She felt her wedding ring finger which was sticking out of the plaster that encased her broken arm. 'Oh, no husband then.'
'But you have given birth, though not recently.'
'I've had a child? What happened to it?'
'We don't know. There were no unidentified children in the shelter. It may have been stillborn some time ago, or it might have been adopted or put into a home, since you 're not married.'
'A home?' She was silent, struggling to recall something, anything that might help. 'That rings a bell. I seem to remember something about a home and lots of children. And the seaside. Was the home at the seaside? Oh, why can't I remember? Surely I must have loved the child. I would not have put it in a home unless there was no alternative.'
'Sometimes it's the only thing you can do, especially if the father won't face up to his responsibilities and your parents were not prepared to help.'
'That would have been cruel.'
'Yes, but some people are strict like that. Of course you may not have had parents alive. It would have been a struggle to manage in that case.'
'But I must have tried. Are you sure my memory will return?'
'That I cannot tell you. In a day or two, a week, maybe longer. The brain is a funny thing and we don't altogether understand how it works.'
'What have you been calling me?'
The sister smiled. 'C10. It's the number above your bed.'
'What will happen to me now? Where will I go? I can't even remember where I live.' The blankness of her mind was worrying, but it wasn't exactly blank; her brain was going round and round trying to grasp at something, anything, to tell her who she was and where she came from.

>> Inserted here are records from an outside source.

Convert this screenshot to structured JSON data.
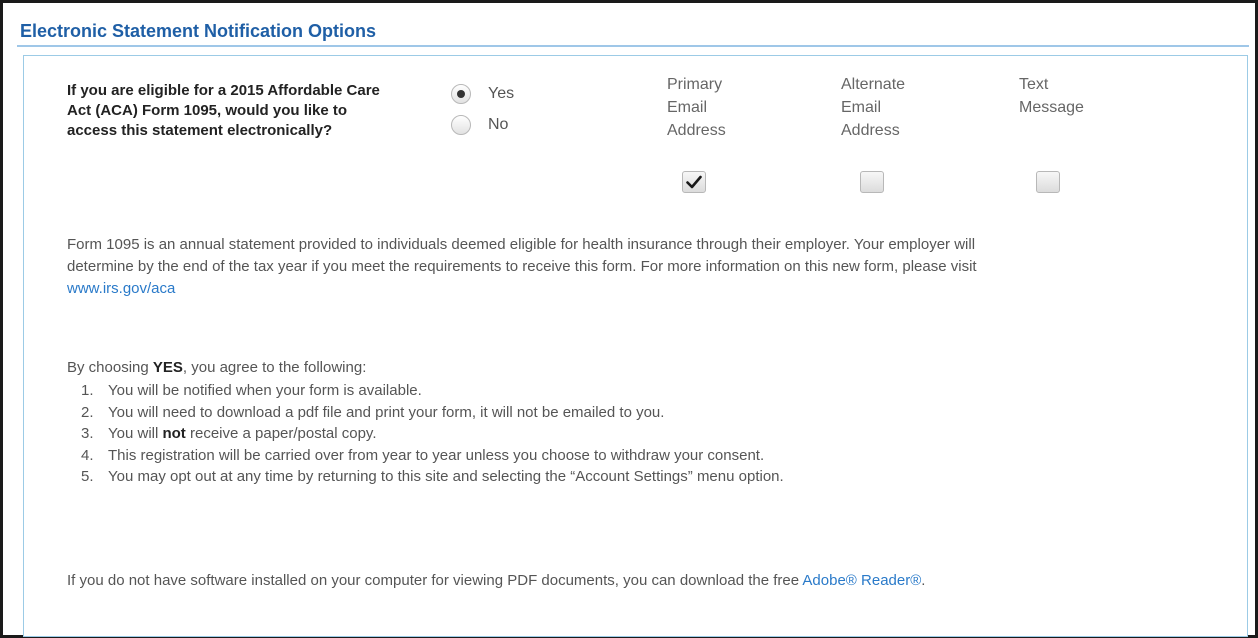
{
  "section": {
    "title": "Electronic Statement Notification Options"
  },
  "question": {
    "text": "If you are eligible for a 2015 Affordable Care Act (ACA) Form 1095, would you like to access this statement electronically?"
  },
  "radios": {
    "yes": {
      "label": "Yes",
      "checked": true
    },
    "no": {
      "label": "No",
      "checked": false
    }
  },
  "columns": {
    "primary": {
      "line1": "Primary",
      "line2": "Email",
      "line3": "Address",
      "checked": true
    },
    "alternate": {
      "line1": "Alternate",
      "line2": "Email",
      "line3": "Address",
      "checked": false
    },
    "text": {
      "line1": "Text",
      "line2": "Message",
      "checked": false
    }
  },
  "description": {
    "text": "Form 1095 is an annual statement provided to individuals deemed eligible for health insurance through their employer. Your employer will determine by the end of the tax year if you meet the requirements to receive this form. For more information on this new form, please visit",
    "link": "www.irs.gov/aca"
  },
  "agreement": {
    "intro_prefix": "By choosing",
    "intro_bold": "YES",
    "intro_suffix": ", you agree to the following:",
    "items": [
      {
        "num": "1.",
        "text": "You will be notified when your form is available."
      },
      {
        "num": "2.",
        "text": "You will need to download a pdf file and print your form, it will not be emailed to you."
      },
      {
        "num": "3.",
        "pre": "You will",
        "bold": "not",
        "post": "receive a paper/postal copy."
      },
      {
        "num": "4.",
        "text": "This registration will be carried over from year to year unless you choose to withdraw your consent."
      },
      {
        "num": "5.",
        "text": "You may opt out at any time by returning to this site and selecting the “Account Settings” menu option."
      }
    ]
  },
  "footer": {
    "text": "If you do not have software installed on your computer for viewing PDF documents, you can download the free",
    "link": "Adobe® Reader®",
    "suffix": "."
  }
}
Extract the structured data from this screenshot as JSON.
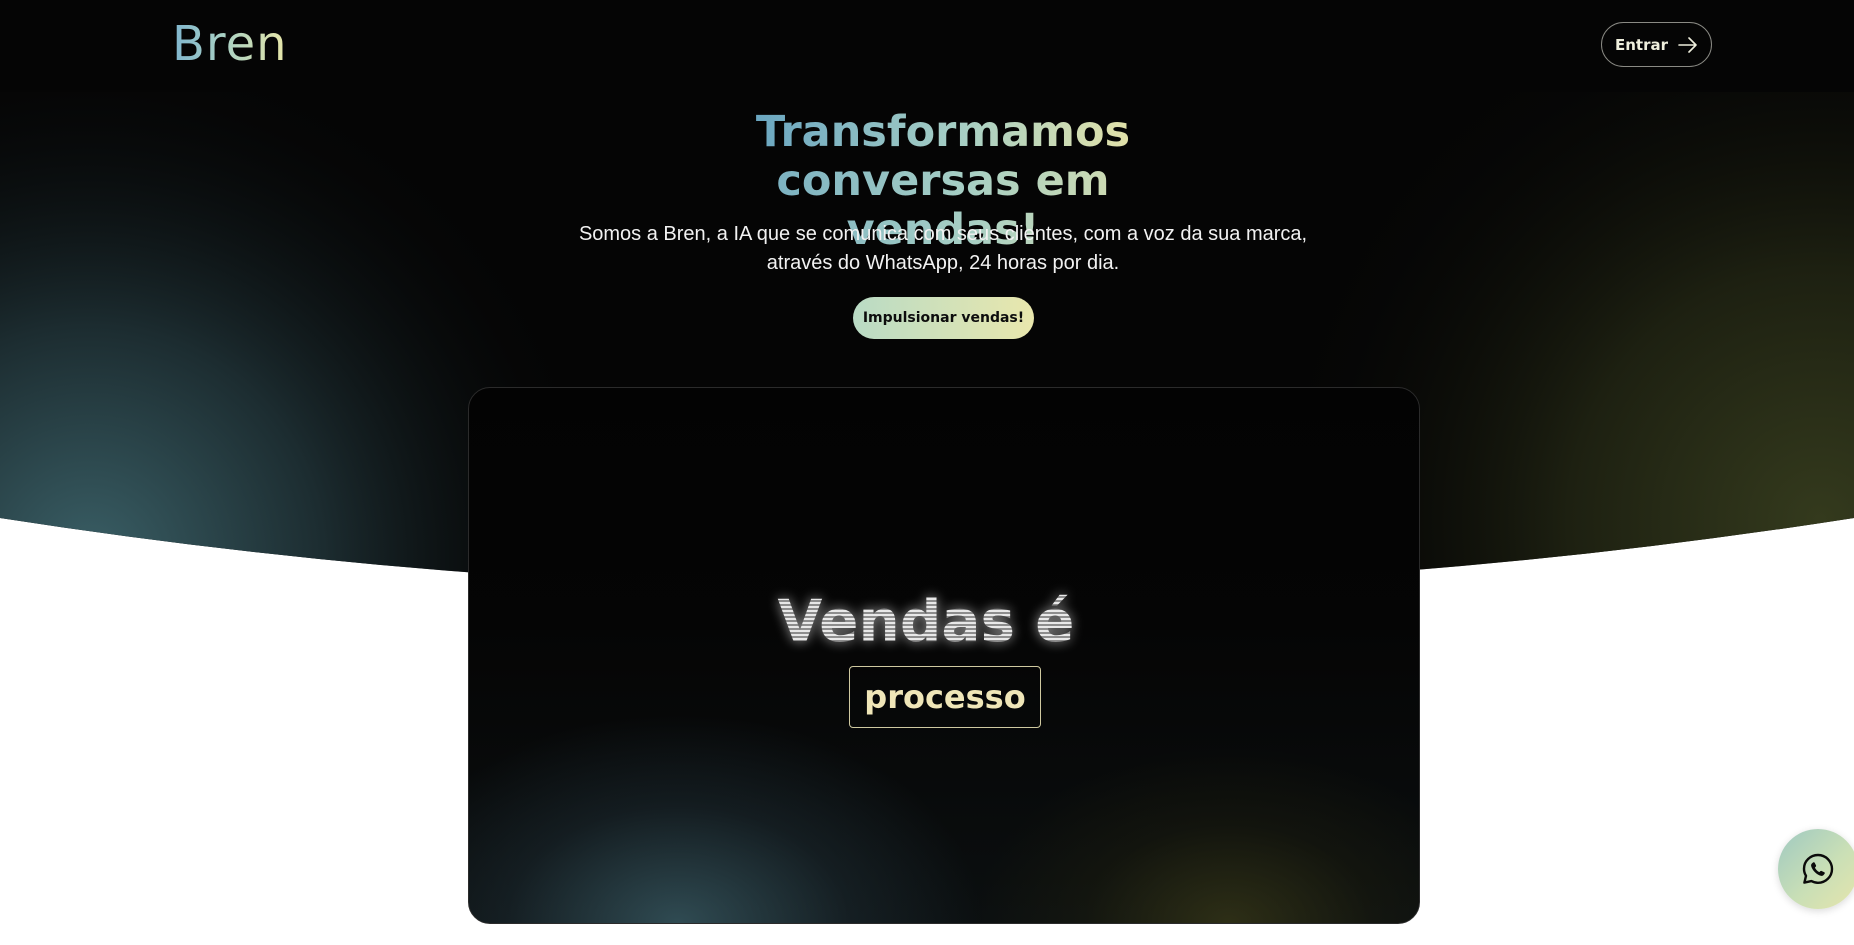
{
  "header": {
    "logo_text": "Bren",
    "login_label": "Entrar"
  },
  "hero": {
    "title_line1": "Transformamos",
    "title_line2": "conversas em vendas!",
    "subtitle_line1": "Somos a Bren, a IA que se comunica com seus clientes, com a voz da sua marca,",
    "subtitle_line2": "através do WhatsApp, 24 horas por dia.",
    "cta_label": "Impulsionar vendas!"
  },
  "video_card": {
    "headline": "Vendas é",
    "highlight_word": "processo"
  },
  "floating": {
    "whatsapp_icon": "whatsapp-icon"
  },
  "colors": {
    "header_bg": "#050505",
    "gradient_blue": "#6aa6c1",
    "gradient_yellow": "#e9e7ad",
    "hero_teal_glow": "#2f4f55",
    "hero_olive_glow": "#2c3218"
  }
}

'You will have to stay in hospital until your plaster comes off and then you will need exercises to get your muscles working again. If you still cannot remember after that, you will be re-homed, but until then we are moving you to another hospital away from the bombing. We need the beds here for new casualties. With every raid there are more and more. We are rushed off our feet.'
'When will I go?'
'Tomorrow by ambulance.'
'What's the date?'
'Friday the twenty-seventh of September.'
'I shall have to remember that.'
'Oh, I think you will. It's only your past you have lost.'
Only my past, she thought as the sister left her. Her past was what made her who she was; without it she was nothing, a number. C10. What sort of person was she? How had she come to have a child and not be married? Did that mean she was wicked? Had she loved the child's father? Why hadn't they married? Was it a boy or a girl? How old would he or she be? Come to think of it, how old was she? Had she got a job, employers who might wonder why she had not reported for work? Why had no one come forward to claim her? If only someone would come she might not feel so isolated and frightened. She nagged and nagged at her memory until she was exhausted and fell asleep.
THE GIRL ON THE BEACH is out now in paperback
published by Allison and Busby
ISBN: 978 0 7490 1218 2